Records drawn from a dataset
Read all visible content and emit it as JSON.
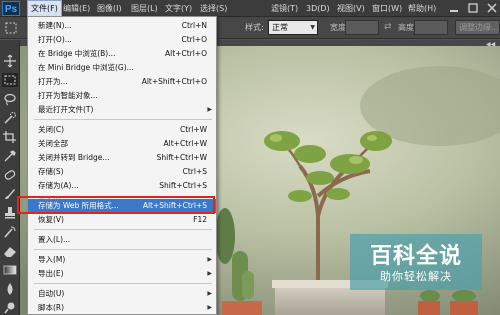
{
  "app": {
    "logo_text": "Ps",
    "menubar": [
      {
        "id": "file",
        "label": "文件(F)"
      },
      {
        "id": "edit",
        "label": "编辑(E)"
      },
      {
        "id": "image",
        "label": "图像(I)"
      },
      {
        "id": "layer",
        "label": "图层(L)"
      },
      {
        "id": "type",
        "label": "文字(Y)"
      },
      {
        "id": "select",
        "label": "选择(S)"
      },
      {
        "id": "filter",
        "label": "滤镜(T)"
      },
      {
        "id": "3d",
        "label": "3D(D)"
      },
      {
        "id": "view",
        "label": "视图(V)"
      },
      {
        "id": "window",
        "label": "窗口(W)"
      },
      {
        "id": "help",
        "label": "帮助(H)"
      }
    ],
    "active_menu": "file"
  },
  "options_bar": {
    "style_label": "样式:",
    "style_value": "正常",
    "width_label": "宽度:",
    "height_label": "高度:",
    "refine_edge_label": "调整边缘..."
  },
  "file_menu": {
    "items": [
      {
        "label": "新建(N)...",
        "shortcut": "Ctrl+N"
      },
      {
        "label": "打开(O)...",
        "shortcut": "Ctrl+O"
      },
      {
        "label": "在 Bridge 中浏览(B)...",
        "shortcut": "Alt+Ctrl+O"
      },
      {
        "label": "在 Mini Bridge 中浏览(G)...",
        "shortcut": ""
      },
      {
        "label": "打开为...",
        "shortcut": "Alt+Shift+Ctrl+O"
      },
      {
        "label": "打开为智能对象...",
        "shortcut": ""
      },
      {
        "label": "最近打开文件(T)",
        "shortcut": "",
        "submenu": true
      },
      {
        "label": "关闭(C)",
        "shortcut": "Ctrl+W"
      },
      {
        "label": "关闭全部",
        "shortcut": "Alt+Ctrl+W"
      },
      {
        "label": "关闭并转到 Bridge...",
        "shortcut": "Shift+Ctrl+W"
      },
      {
        "label": "存储(S)",
        "shortcut": "Ctrl+S"
      },
      {
        "label": "存储为(A)...",
        "shortcut": "Shift+Ctrl+S"
      },
      {
        "label": "签入(I)...",
        "shortcut": "",
        "disabled": true
      },
      {
        "label": "存储为 Web 所用格式...",
        "shortcut": "Alt+Shift+Ctrl+S",
        "highlighted": true
      },
      {
        "label": "恢复(V)",
        "shortcut": "F12"
      },
      {
        "label": "置入(L)...",
        "shortcut": ""
      },
      {
        "label": "导入(M)",
        "shortcut": "",
        "submenu": true
      },
      {
        "label": "导出(E)",
        "shortcut": "",
        "submenu": true
      },
      {
        "label": "自动(U)",
        "shortcut": "",
        "submenu": true
      },
      {
        "label": "脚本(R)",
        "shortcut": "",
        "submenu": true
      }
    ]
  },
  "watermark": {
    "title": "百科全说",
    "subtitle": "助你轻松解决",
    "color": "#50a0aa"
  },
  "colors": {
    "menu_highlight": "#3b78c7",
    "callout_frame": "#e1251d",
    "ps_blue": "#49a7f5"
  }
}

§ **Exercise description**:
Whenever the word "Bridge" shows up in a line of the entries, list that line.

§ **Final answer**:
        "label": "在 Bridge 中浏览(B)...",
        "label": "在 Mini Bridge 中浏览(G)...",
        "label": "关闭并转到 Bridge...",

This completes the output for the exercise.